My name is Anandita. I am 16 years old, I am in the 10th standard at Vidya Jyoti School in Pune. I am a drummer, I love Bollywood music and dance.
I was not born with Cerebral Palsy (CP), I acquired it after I was born because I had a congenital heart defect and I was on life support for many months.
I began therapy when I was five months old. My parents talk about my strong will. I did not give up. That is something I have continued with over the years, pushing myself and achieving goals when not everyone believed that I could. In fact, my therapist gifted me a red T- shirt that reads, “Can Do” and that’s how I manage myself - always believing that I Can Do.
This belief that I Can Do has been very useful especially at school. I began school at five by attending the Early Intervention Center (EIC) at Ummeed. I was not walking then or speaking clearly. After this my parents homeschooled me.
When we moved to Pune, I joined a mainstream school. In the early years - from kindergarten up to the 4th standard - I managed. The school was supportive. I made friends. But as I moved up grades, the pressure of studies and the syllabus was too much. I found it difficult to cope and was very anxious. I moved to the resource room and studied at my own pace. This was better but I was still struggling to fit in academically.
In the 7th standard, I moved to Vidya Jyoti, a special school. My mother felt open schooling would be less stressful for me. Here, there are other children like me with learning challenges. I see myself as a normal child studying with other children who have difficulties like mine or more severe than mine. It has been important for me to fit in. I didn’t want to be different or made to feel I was different.
I started doing very well - both in my studies and with my confidence. I was surprised when I was elected head girl of my school this year. I also played a leading role in our school play as the Narrator for our Annual Day.
My Can Do spirit helps in other ways as well. A few years ago, I played at my first drum concert and my teacher told me I had an emotional connect with music. Recently I stayed all alone with my 90-year-old Nana when my parents had to travel and I had to manage my home and I did! It made me feel independent.
For me when I say I cannot do something and I am told I can do it then I feel that I am NOT understood. Because if I could do it, I would have. Sometimes when I would watch children play football, I too wanted to join in but they would say that I wouldn’t be able to play. I felt that I could have always tried and that I should be the one to decide.
People want to put all children with CP in one box. Each child with CP is different. My anxiety over my condition is something that others cannot understand. I like to have things in order and under control. This is how it is for me, it may not be for someone else with CP.
I love details and organizing events makes me happy. I do not know what I want to do eventually but I do know I love being around food and being with people!

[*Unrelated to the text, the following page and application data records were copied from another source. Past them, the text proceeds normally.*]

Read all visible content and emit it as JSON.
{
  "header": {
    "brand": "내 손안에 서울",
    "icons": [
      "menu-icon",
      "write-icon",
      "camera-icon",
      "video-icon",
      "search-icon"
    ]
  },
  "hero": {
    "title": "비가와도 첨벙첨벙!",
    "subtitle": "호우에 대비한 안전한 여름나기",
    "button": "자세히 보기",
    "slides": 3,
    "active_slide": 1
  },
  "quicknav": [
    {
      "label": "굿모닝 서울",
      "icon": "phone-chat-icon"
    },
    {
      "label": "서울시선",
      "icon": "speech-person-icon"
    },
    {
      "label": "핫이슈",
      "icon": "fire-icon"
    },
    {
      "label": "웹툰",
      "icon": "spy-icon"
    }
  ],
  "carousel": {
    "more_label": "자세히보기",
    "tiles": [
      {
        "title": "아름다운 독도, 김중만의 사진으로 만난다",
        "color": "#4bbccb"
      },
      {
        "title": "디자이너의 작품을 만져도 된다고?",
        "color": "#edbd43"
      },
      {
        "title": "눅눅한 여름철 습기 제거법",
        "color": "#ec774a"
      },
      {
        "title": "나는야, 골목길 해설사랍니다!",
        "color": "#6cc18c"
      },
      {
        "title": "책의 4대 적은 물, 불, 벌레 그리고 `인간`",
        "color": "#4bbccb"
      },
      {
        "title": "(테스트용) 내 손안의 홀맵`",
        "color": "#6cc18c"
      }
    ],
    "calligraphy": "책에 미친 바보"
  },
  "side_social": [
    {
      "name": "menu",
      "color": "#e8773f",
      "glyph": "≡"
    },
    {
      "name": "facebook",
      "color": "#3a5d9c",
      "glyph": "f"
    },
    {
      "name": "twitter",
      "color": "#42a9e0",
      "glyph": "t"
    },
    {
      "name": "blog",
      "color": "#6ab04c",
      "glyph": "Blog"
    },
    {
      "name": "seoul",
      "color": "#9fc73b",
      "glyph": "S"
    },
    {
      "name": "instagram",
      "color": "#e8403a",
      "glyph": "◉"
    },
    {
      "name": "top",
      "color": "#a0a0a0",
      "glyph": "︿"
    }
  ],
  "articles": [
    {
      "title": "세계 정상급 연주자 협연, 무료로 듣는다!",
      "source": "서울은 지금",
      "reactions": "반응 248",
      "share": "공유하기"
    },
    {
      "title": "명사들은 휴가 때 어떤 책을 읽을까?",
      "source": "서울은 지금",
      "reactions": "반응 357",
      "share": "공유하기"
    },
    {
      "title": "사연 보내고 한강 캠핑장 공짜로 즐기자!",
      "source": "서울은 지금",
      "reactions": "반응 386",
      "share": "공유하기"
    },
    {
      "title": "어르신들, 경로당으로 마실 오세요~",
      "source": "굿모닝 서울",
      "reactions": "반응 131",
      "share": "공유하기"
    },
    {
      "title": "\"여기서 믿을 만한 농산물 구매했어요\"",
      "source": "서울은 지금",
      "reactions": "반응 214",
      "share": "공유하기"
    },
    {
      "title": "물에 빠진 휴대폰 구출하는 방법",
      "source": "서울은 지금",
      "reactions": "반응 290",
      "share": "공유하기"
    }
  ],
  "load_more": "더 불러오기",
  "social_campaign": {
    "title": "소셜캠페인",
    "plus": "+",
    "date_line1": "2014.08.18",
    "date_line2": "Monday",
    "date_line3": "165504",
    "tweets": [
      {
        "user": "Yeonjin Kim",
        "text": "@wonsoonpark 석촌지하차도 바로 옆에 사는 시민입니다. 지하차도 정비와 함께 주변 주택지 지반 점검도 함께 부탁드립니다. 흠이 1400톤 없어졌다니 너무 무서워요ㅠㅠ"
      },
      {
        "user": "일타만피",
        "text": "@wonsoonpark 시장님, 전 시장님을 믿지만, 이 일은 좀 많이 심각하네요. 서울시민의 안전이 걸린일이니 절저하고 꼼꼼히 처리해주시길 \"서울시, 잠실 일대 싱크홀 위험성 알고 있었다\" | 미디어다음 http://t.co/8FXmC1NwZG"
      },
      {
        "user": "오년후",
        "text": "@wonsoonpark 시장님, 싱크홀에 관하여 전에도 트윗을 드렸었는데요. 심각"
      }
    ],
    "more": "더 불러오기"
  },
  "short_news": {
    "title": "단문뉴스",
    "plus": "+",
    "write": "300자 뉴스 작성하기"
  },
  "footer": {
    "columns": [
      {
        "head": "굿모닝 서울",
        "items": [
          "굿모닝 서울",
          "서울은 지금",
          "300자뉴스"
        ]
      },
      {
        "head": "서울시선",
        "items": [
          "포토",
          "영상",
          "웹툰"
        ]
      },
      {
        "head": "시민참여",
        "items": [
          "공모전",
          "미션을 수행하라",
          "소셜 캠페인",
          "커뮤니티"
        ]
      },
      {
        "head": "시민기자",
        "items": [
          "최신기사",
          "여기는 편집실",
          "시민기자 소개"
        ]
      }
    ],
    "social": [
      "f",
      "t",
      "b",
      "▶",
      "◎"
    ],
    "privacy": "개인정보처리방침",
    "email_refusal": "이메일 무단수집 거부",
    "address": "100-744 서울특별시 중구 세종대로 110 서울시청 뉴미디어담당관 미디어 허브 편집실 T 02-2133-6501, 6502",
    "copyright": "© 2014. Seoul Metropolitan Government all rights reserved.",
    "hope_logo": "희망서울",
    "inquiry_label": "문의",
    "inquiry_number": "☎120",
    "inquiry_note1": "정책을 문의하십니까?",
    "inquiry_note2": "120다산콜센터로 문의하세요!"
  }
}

Putting the families’ needs first, considering them as equal partners in decision making about their child, in other words being family centered, though universally considered a best practice, is still an exception rather than the norm. Ummeed considers Family Centered Care as its core philosophy for providing services and has taken several steps to ensure that it walks the talk. Asking families what they like about our services but more importantly what should change has been the most important one. A six-month study was conducted in which more than 150 families offered feedback on Ummeed’s services.
Families appreciated the support and respect that Ummeed’s professionals extended through their work. They asked for opportunities to connect with other families to share information and wanted quicker access to services. Ummeed is remodeling its services based on this feedback.
A monthly walk-in support group for parents - a first-of-its-kind initiative in Mumbai, has been started based on feedback from the families. Sixty parents from all over the city participated in an engaging discussion on planning for their child’s future. This discussion was co-facilitated by Ummeed and parents from a not-for-profit organization called Adult Support Kendra.
Involving parents in designing services will not be a one-off exercise at Ummeed. A Family Advisory Council will soon be setup to get regular inputs on Ummeed’s clinical and training services
If you wish to join our family group meetings and receive updates contact email@example.com
The aptly-called 'Fun Club' hosted by the Mental Health Team at Ummeed is a space where children gather to have fun whilst working together in groups. Held on a monthly basis and with additional Summer and Winter Clubs, the hope is that children make connections that could continue over time by writing letters and by meeting each other outside of Ummeed. The children work in teams while developing skills like coordination, listening, communication, cooperation, decision-making and execution. The skills that each child brings to the group has an automatic audience in the form of the other participants, making them more visible and available. All of this is done while creating art, baking and playing games amidst laughter, creativity, fun and spontaneity.
To visit our clinic contact firstname.lastname@example.org
The 55 Km Walk for Ummeed 2018
Each year a group of people from diverse locations, professions, ages and interests converge on a weekend in January in Goa to support Ummeed’s work with children and families.
The 55 Km Walk for Ummeed in Goa, started in 2012 with just three walking enthusiasts, has grown over the years and attracts between 80-100 participants. The 2018 walk took place on January 13, with a new energy, with four young walkers under the age of 10, all actively walking and fundraising for Ummeed!
The young ones walked upto 20 kms, inspiring each other and the others to keep walking! Each and every walker had a unique experience and shared feedback on the seamless organization of the event by the Ummeed team.